Spot each line in the records below where the word "true" occurs, then copy it.

[MATERIAL FOR THIS EXERCISE Boundary: Start]

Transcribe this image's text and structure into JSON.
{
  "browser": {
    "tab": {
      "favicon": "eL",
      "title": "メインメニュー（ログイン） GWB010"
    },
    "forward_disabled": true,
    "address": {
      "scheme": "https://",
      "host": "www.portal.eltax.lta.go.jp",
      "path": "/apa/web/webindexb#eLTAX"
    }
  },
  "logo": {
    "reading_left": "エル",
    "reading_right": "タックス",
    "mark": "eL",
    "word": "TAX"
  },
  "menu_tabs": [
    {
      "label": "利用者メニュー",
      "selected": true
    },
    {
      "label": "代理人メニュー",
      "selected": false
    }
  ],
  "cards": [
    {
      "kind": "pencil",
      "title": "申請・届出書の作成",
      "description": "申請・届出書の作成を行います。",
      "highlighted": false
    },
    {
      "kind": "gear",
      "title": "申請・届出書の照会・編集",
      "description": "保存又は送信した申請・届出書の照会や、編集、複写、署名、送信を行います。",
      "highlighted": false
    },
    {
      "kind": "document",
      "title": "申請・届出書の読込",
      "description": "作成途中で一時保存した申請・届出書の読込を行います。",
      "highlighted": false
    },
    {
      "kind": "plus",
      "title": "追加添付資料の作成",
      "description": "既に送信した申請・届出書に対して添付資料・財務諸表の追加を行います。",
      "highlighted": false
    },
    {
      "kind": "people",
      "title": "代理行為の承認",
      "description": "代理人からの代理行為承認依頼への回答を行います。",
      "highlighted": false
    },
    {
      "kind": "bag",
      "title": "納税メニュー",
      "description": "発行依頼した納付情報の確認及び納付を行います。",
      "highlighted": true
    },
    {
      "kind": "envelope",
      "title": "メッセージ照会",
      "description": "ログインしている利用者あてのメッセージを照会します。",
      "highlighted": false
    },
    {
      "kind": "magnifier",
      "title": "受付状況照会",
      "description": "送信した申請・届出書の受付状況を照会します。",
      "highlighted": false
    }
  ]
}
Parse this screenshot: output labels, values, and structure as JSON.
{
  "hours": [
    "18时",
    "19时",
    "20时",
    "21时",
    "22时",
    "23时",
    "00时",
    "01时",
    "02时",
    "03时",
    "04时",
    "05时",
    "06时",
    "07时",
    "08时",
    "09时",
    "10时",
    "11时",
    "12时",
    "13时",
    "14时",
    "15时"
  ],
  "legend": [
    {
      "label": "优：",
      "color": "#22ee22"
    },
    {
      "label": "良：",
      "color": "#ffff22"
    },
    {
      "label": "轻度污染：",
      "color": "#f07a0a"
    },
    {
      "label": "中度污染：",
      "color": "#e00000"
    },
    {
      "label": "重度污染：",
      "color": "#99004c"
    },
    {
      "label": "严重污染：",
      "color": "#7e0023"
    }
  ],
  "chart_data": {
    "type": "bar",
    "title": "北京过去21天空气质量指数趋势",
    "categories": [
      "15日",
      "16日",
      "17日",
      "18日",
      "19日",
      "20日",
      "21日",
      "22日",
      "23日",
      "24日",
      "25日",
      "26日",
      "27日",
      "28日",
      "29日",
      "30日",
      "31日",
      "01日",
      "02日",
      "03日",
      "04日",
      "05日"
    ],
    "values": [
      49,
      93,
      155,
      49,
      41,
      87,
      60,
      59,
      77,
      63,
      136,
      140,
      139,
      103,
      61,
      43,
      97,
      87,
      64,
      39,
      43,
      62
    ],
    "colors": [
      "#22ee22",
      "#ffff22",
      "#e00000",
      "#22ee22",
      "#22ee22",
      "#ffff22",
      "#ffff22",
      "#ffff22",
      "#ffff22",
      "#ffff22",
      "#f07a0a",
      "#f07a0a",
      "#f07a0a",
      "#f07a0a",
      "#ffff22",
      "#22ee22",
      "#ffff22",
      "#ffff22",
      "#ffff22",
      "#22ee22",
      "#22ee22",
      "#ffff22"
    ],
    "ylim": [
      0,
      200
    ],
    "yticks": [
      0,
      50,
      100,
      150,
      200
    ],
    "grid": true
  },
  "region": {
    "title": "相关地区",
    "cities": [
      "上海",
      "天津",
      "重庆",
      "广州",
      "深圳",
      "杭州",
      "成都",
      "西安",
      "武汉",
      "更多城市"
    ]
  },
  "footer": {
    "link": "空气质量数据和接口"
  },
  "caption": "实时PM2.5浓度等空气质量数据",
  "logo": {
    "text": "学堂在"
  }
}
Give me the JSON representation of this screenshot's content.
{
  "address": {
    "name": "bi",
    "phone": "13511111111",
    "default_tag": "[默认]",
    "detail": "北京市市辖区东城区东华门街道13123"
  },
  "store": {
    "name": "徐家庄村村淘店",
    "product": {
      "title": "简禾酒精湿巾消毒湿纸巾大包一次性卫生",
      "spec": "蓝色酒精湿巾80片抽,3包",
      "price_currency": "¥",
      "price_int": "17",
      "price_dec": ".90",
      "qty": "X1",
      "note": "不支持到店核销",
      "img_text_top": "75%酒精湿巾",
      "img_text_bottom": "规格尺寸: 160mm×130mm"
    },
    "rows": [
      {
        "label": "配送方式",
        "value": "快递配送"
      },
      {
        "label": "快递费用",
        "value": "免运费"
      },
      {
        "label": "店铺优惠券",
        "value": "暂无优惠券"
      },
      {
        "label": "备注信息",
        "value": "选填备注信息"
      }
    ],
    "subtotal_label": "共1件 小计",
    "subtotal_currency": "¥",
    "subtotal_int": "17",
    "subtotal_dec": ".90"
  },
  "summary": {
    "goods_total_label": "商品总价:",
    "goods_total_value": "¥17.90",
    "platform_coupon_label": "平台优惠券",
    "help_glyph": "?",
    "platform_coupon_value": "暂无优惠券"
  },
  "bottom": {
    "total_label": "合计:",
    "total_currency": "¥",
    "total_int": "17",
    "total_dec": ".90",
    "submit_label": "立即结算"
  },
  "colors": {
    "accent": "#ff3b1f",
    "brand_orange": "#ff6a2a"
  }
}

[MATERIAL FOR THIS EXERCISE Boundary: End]

▸ **OUTPUT OF THE EXERCISE**
    "forward_disabled": true,
      "selected": true
      "highlighted": true
    "grid": true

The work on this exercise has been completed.